Jimmy: The best part about that is it wasn’t about me, it was about the team, and that’s why it means so much. It was about doing what the team needed. I wanted to win NCAAs, and that’s what my only focus was – that’s what everyone on the team’s focus was. I am sure other people have similar stories or have accomplished greater feats, but for me, in terms of what I went through, living in San Antonio and then going to Austin to train five to six times a week with some of the best swimmers in the world, I really did start from the bottom when I moved here, and had to work my way up – I love that about my story.
19. Does the NCAA title mean that much to you, and how glad are you that you stuck it out even when things might have seemed tough?

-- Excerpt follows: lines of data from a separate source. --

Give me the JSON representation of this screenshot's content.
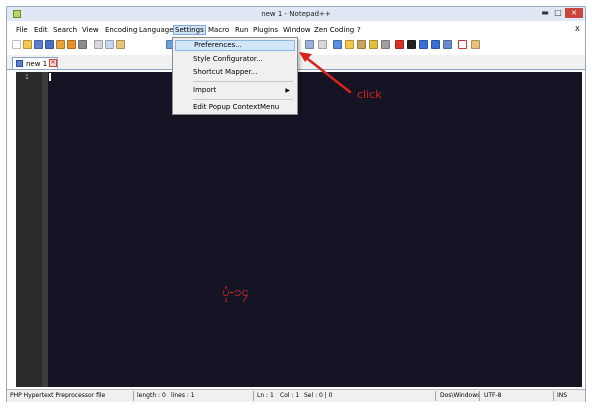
{
  "window": {
    "title": "new  1 - Notepad++",
    "minimize_glyph": "▬",
    "maximize_glyph": "□",
    "close_glyph": "✕"
  },
  "menubar": {
    "items": [
      "File",
      "Edit",
      "Search",
      "View",
      "Encoding",
      "Language",
      "Settings",
      "Macro",
      "Run",
      "Plugins",
      "Window",
      "Zen Coding",
      "?"
    ],
    "active": "Settings",
    "close_doc": "X"
  },
  "settings_menu": {
    "items": [
      {
        "label": "Preferences...",
        "highlighted": true
      },
      {
        "label": "Style Configurator...",
        "highlighted": false
      },
      {
        "label": "Shortcut Mapper...",
        "highlighted": false
      },
      {
        "label": "Import",
        "submenu": true,
        "highlighted": false
      },
      {
        "label": "Edit Popup ContextMenu",
        "highlighted": false
      }
    ],
    "submenu_glyph": "▶"
  },
  "tab": {
    "label": "new  1",
    "close_glyph": "×"
  },
  "editor": {
    "line_numbers": [
      "1"
    ],
    "watermark": "ပုံ-၁၄",
    "background": "#141424"
  },
  "annotation": {
    "text": "click",
    "color": "#d8231d"
  },
  "statusbar": {
    "file_type": "PHP Hypertext Preprocessor file",
    "length": "length : 0",
    "lines": "lines : 1",
    "ln": "Ln : 1",
    "col": "Col : 1",
    "sel": "Sel : 0 | 0",
    "eol": "Dos\\Windows",
    "encoding": "UTF-8",
    "mode": "INS"
  },
  "toolbar": {
    "icons": [
      "new-file-icon",
      "open-file-icon",
      "save-icon",
      "save-all-icon",
      "close-icon",
      "close-all-icon",
      "print-icon",
      "cut-icon",
      "copy-icon",
      "paste-icon",
      "undo-icon",
      "redo-icon",
      "find-icon",
      "replace-icon",
      "zoom-in-icon",
      "zoom-out-icon",
      "sync-v-icon",
      "sync-h-icon",
      "wrap-icon",
      "all-chars-icon",
      "indent-guide-icon",
      "lang-icon",
      "map-icon",
      "folder-icon",
      "func-list-icon",
      "record-icon",
      "stop-icon",
      "play-icon",
      "play-multi-icon",
      "save-macro-icon",
      "spell-check-icon",
      "extra-icon"
    ]
  }
}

Jimmy: In terms of winning an NCAA… we had come in second so many times, and we were so close to winning it those years. So to come through and win it as a team, individually and on a relay, it all really meant a lot to me – I think having that kind of NCAA is a rare experience. Or I should say it feels rare and I feel very blessed because I know I could not have done any of that without a tremendous group of teammates and coaches. I am so thankful for all of those people. You know, I still live in Austin, and I work out in the weight room sometimes at UT, and sometimes where I live. Anyway, I was (at the apartment building gym) the other day where I live, and I had my shirt off. On the back I have the 2010 Longhorn tattoo. Someone said, “Hey I graduated that year!” I said, “Yeah, I swam there.” And the guy said, “Oh, you’re Jimmy Feigen!” So it’s funny how things work out. I think making it to the Olympics was crazy, and getting second at Worlds was pretty crazy as well. But the struggle individually and as a team for the NCAA Championship, in some ways it is so much harder because so many things have to go perfectly right for you, and some things have to go wrong – if that makes sense – for some other teams. NCAAs is really a crap shoot, because some people show up, some don’t, and some come out of nowhere. You don’t understand what a lottery the NCAA Championship meet is until you compete in one.
20. You mention progress and then struggle, yet you come back from the Olympics and then jump right into Worlds, show amazing resilience, and claim that silver individually, which was quite an effort – do you see progress?
Jimmy: In the relay at Worlds, it was my time to step up, and I wasn’t ready for it. That experience serves me better in the future, because having that bad experiences helped me realize my position and place, my strengths and weaknesses, which catapulted me to a silver (in the 100 free) when maybe some people hadn’t thought I was capable of that. I understand and respect what I learned from that relay, and while it was a humbling experience, I had an obligation to make myself better coming out of that. You try to put your best foot forward every single day, every single time. When you stub your toe, you don’t stop trying; you just figure out what you did and put your best foot forward again. You get those good experiences and results, and it does stack up – and it builds your confidence, too, relatively quickly.